Screenwriting and making movies is really playing make-believe like most of us did as children.
Today the challenge is not visuals, but to be able to tell a riveting emotional story, something that can reach deep down inside the audience’s heart and twist it like a toy to make them laugh, cry or jump out of their seats to root for the hero.
Most of the people I’ve been fortunate enough to work with all share the same passion for creativity, for ingenuity, for playing make-believe and really just having fun. It doesn’t matter if we’re blowing up cars, or shooting an emotional scene in a police station, deep inside we all know our imaginations are at work, and our imaginations are manifesting into reality – at least momentarily for the cameras to capture.
There is truly no other business in the world like making movies. It’s unique, it’s extremely demanding and difficult, but it’s also the most rewarding.
Dreams do come true. But it will involve a lot of hard work, a lot of dedication, a lot of studying.
Get back up, shake the dust off and keep going. Keep going, because Hollywood is set up to make you fail.
Several years ago, as I was transitioning from film finance to film production and writing again, someone asked me how long I would try to get back into filmmaking before I gave up? My response was “giving up” was not an option.
My tombstone would someday read I died keeled over at my computer writing a screenplay or a business plan.
I’ve already made several friends-for-life from the latest movies I’ve worked on, and I know I’ll make several more in the years to come.
Every film is a new adventure, and I always meet new cast and crew members that blow my mind.
For as long as I can remember, I’ve always had a wild imagination and always enjoyed reading and writing.
The original Star Wars (“A New Hope”) has had the greatest impact on me of all the films I’ve ever watched. It’s really what sparked something in me to want to make movies.

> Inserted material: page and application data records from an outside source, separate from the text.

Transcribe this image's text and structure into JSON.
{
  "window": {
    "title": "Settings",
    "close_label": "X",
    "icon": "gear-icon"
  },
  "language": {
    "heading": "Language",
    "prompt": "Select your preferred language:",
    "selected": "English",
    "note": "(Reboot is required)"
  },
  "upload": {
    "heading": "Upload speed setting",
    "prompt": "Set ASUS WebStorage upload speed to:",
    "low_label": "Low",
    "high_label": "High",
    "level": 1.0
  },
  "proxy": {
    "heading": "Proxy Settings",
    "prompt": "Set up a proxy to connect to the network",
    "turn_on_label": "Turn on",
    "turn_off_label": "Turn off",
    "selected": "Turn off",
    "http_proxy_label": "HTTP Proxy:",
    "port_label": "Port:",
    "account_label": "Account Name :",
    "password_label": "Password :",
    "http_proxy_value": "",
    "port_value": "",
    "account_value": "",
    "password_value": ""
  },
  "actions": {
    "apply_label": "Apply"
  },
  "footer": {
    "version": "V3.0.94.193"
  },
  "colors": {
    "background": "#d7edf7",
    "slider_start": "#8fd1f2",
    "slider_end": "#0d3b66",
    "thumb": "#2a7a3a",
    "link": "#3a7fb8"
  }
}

Growing up in the 80’s, I think a lot of us saw things that were “new,” an experience we don’t get too much of these days. We saw things that were never done before. When Star Wars first came out, no movie before that had ever looked that way.
I spent several years in the film finance business, but I returned to what I loved most about the industry – actual filmmaking, producing, writing and directing.
I found my father’s Super8mm film camera when I was around eight years old and started shooting with it. I had no idea what I was doing at the time, but that’s really where my filmmaking began.
I wrote several screenplays over the years to really polish my craft and learn from my mistakes.
In college I wrote for the university newspaper, and I had several short stories published in small press. I think it’s just been a natural progression of where to go with the imagination and not have to grow up.
You have to be willing to give it your all and sacrifice to make your dreams come true.